Would you return every line of the listing below that has "Choose" in it?

(Excerpted records Opens)

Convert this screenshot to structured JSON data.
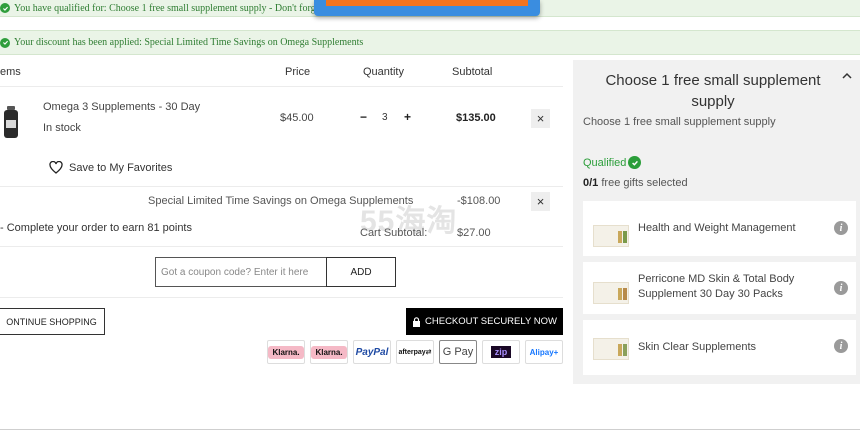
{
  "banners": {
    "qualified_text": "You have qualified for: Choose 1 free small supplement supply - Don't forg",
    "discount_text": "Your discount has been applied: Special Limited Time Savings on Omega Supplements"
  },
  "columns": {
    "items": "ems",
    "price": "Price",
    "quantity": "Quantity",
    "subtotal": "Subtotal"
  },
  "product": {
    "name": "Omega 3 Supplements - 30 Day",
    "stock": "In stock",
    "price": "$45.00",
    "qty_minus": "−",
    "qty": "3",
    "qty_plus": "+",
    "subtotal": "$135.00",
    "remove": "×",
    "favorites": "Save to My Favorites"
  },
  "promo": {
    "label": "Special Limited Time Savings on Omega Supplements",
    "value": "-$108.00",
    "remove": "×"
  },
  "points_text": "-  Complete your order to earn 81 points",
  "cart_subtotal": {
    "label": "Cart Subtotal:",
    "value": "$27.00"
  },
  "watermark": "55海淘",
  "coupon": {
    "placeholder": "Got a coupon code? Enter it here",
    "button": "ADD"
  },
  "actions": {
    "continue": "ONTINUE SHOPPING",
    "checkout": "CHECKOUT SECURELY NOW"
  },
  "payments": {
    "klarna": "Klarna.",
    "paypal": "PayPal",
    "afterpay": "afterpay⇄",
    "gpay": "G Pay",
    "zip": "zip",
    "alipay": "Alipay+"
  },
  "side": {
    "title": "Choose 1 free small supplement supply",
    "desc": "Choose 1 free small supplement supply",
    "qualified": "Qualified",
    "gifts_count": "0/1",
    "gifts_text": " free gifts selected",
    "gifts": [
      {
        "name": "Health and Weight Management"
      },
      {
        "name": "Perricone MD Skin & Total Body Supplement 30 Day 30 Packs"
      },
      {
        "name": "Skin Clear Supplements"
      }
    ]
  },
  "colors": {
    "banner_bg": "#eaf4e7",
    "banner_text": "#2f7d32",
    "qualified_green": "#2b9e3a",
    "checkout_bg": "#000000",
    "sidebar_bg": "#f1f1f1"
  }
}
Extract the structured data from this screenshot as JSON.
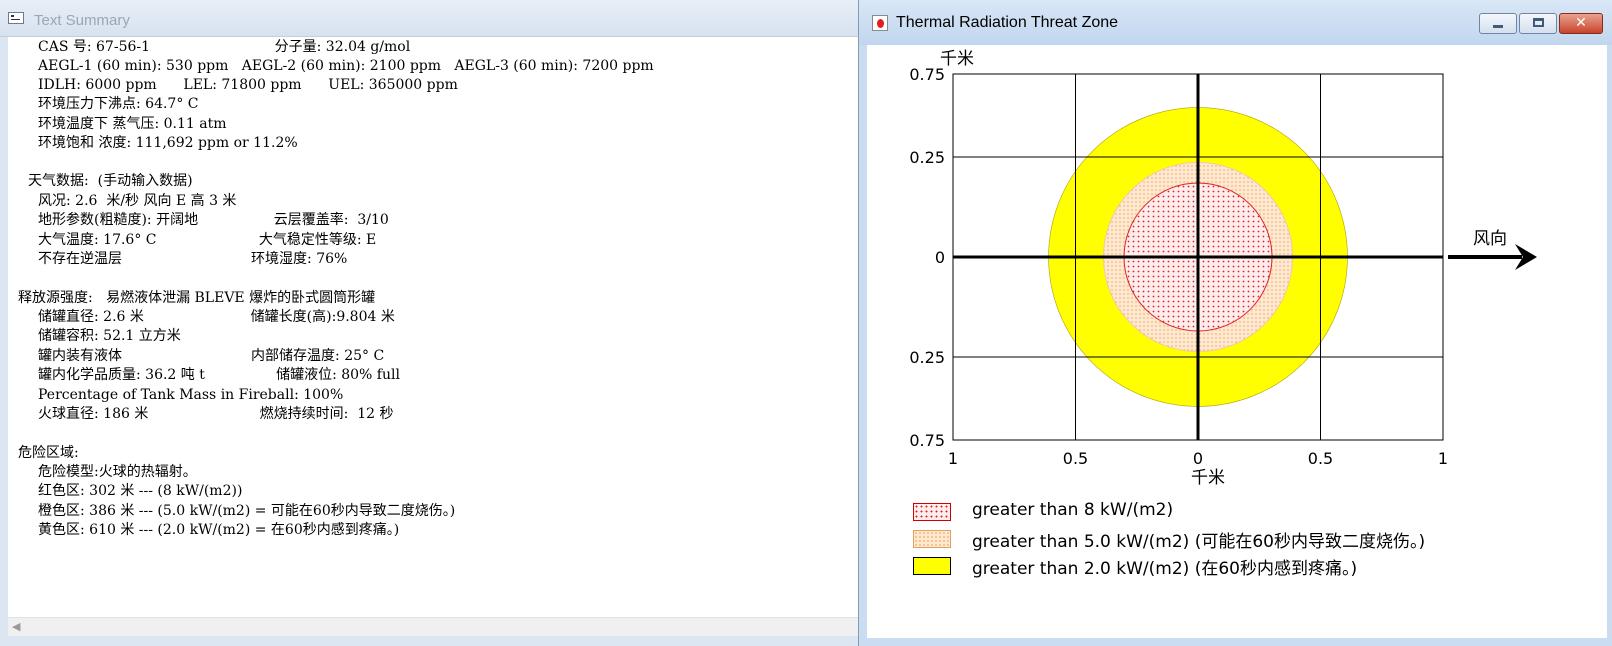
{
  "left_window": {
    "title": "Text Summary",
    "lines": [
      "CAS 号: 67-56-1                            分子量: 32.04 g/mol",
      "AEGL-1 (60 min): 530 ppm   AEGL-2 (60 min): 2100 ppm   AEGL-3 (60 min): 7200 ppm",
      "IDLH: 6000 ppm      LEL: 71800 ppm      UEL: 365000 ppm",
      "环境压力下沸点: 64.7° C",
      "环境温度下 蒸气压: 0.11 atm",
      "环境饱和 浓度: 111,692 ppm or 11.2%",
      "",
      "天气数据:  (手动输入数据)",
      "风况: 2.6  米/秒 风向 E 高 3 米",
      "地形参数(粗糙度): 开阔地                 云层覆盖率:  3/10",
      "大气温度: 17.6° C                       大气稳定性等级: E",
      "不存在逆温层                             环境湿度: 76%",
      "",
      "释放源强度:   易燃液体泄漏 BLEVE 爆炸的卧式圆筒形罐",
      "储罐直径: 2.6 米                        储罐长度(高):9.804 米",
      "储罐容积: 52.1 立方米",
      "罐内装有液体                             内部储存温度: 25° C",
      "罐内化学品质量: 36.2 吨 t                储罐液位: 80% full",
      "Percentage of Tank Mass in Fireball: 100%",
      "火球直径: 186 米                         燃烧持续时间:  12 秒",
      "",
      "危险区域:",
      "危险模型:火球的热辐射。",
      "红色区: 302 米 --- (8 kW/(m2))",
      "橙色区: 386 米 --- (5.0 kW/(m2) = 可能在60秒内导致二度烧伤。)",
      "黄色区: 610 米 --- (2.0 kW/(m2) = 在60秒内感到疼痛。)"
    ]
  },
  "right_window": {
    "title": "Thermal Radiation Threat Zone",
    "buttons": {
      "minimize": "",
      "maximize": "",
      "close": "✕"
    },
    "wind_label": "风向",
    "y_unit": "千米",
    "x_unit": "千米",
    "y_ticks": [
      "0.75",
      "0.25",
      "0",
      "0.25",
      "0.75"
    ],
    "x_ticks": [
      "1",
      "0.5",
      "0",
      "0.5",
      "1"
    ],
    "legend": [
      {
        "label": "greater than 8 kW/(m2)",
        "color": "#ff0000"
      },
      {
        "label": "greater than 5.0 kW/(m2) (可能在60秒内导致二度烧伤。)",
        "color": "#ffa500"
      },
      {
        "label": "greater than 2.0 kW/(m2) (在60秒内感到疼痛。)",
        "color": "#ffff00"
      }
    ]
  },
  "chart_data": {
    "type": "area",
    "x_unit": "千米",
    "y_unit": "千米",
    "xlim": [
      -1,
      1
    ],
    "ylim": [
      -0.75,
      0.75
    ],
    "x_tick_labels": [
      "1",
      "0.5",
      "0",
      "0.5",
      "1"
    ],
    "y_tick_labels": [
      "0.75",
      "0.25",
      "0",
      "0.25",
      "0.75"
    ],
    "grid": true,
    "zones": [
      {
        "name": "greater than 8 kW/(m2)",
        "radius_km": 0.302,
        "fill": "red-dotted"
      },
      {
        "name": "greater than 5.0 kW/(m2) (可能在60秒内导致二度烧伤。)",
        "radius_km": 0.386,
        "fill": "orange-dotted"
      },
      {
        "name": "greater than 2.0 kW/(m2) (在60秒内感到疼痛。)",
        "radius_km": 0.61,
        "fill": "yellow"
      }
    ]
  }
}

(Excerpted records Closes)

* [Solution to the problem]
    "qualified_text": "You have qualified for: Choose 1 free small supplement supply - Don't forg",
    "title": "Choose 1 free small supplement supply",
    "desc": "Choose 1 free small supplement supply",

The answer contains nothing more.